Baluchistan: Pakistani authorities have imposed an indefinite ban on the official website of Human Rights Commission of Baluchistan.

According to the Baluchistan Post, a local media agency, the human rights group claims to be a non-profit human rights organisation operating in the province; a region that already suffers from strict levels of media restriction. They also have firm bases in foreign countries like Sweden, the UK and France.

From the past few years, the group has been actively working in Baluchistan to collect information about the ongoing human rights abuses and report them to the international media and organisations. They employed "a network of volunteers and supporters" that assemble and communicate information from the remotest corners of Baluchistan, the media reported further.

As per The Baluchistan Post news desk; authorities have banned the group's official website in Pakistan. If attempted to access, the website states that: "Surf Safely! The site you are trying to access contains content that is prohibited for viewership from within Pakistan."

In an official statement, the Commission exhibited shock on this act and mentioned that they are a fair and unbiased "human rights organisation" and not "a party to the war in Baluchistan."

Media restriction is not a new phenomenon in Baluchistan. Despite transparent and fair reporting, The Baluchistan Post network is also banned in Pakistan. The subscribers to the media are obliged to use technical stratagem to bypass restrictions and access our websites - like using VPNs or online proxies.
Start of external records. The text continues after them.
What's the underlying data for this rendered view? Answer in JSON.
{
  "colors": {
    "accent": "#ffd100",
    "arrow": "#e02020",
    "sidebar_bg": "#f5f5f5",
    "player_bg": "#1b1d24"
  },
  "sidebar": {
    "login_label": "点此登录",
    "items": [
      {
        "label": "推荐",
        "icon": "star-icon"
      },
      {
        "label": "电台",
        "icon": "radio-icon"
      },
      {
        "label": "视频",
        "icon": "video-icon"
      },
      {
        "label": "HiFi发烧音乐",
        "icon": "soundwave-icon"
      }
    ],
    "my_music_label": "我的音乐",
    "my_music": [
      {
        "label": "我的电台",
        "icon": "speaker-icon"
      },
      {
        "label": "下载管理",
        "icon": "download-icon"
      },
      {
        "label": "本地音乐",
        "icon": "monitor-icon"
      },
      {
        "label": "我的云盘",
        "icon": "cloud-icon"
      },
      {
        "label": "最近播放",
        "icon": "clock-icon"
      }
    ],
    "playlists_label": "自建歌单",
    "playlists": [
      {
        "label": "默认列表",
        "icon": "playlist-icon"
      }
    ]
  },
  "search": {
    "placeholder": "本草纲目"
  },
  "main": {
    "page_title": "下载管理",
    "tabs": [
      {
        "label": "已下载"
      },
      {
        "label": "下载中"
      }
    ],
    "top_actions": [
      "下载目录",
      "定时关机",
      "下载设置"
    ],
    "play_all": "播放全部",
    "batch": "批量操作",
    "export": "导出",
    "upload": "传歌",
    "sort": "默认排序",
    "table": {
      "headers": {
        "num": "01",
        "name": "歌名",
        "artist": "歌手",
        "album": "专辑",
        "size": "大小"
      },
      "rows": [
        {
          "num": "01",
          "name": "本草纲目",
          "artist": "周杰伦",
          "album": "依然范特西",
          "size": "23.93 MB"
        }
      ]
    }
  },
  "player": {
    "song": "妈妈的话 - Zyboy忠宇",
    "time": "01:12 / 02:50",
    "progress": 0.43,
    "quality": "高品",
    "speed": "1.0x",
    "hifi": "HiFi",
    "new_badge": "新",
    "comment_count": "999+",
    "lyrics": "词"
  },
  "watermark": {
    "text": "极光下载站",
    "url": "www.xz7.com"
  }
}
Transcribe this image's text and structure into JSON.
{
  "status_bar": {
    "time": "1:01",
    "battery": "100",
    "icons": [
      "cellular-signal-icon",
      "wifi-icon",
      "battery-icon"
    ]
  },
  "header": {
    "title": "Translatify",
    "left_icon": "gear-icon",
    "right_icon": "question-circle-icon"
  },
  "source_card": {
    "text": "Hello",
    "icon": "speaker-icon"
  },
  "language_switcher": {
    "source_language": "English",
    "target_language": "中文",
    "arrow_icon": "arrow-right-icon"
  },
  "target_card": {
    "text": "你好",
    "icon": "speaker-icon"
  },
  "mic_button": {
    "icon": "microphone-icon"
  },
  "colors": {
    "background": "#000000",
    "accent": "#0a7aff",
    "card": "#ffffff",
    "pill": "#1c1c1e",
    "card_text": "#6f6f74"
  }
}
Some other media and human rights organisations are also banned in Pakistan.

Journalist bodies and rights group allege that "Baluchistan functions under abysmal media restrictions: public opinion is suppressed, political dissent is confronted with brute force and freedom of speech is curtailed."

According to many campaign groups, "human rights activists, political dissidents and journalists are constantly harassed through the misuse of Prevention of Electronic Crimes Act in Baluchistan. Any kind of information relevant to the Law Enforcement Agencies is considered "harmful" and, therefore, its propagation is forbidden. Furthermore, any information about CPEC is also withheld and its dissemination is deemed an issue of "national security". Cellular networks and the internet are frequently cut off for "security reasons"."

Talking to the Post, a renowned activist from Baluchistan on condition of anonymity said, "human rights abuses are mainstream in Baluchistan.

"Under the pretexts of "counter-insurgency" or "re-establishment of peace", security forces have executed uncountable misdeeds. Enforced disappearances are a major human rights issue in Baluchistan. Despite the promising negotiations with the authorities, such disappearances continue unabated," he added.

"Baloch activists have also believed to be abducted from foreign countries, like Sweden or UAE. Such disappearances compelled Mama Qadeer Baloch - a renowned human rights activist from Baluchistan - to break a world record by marching from Quetta to Islamabad. Mama Qadeer and his organisation, Voice for Baloch Missing Persons (VBMP), are protesting in front of the Quetta press club for the past ten years," the activist was quoted as saying.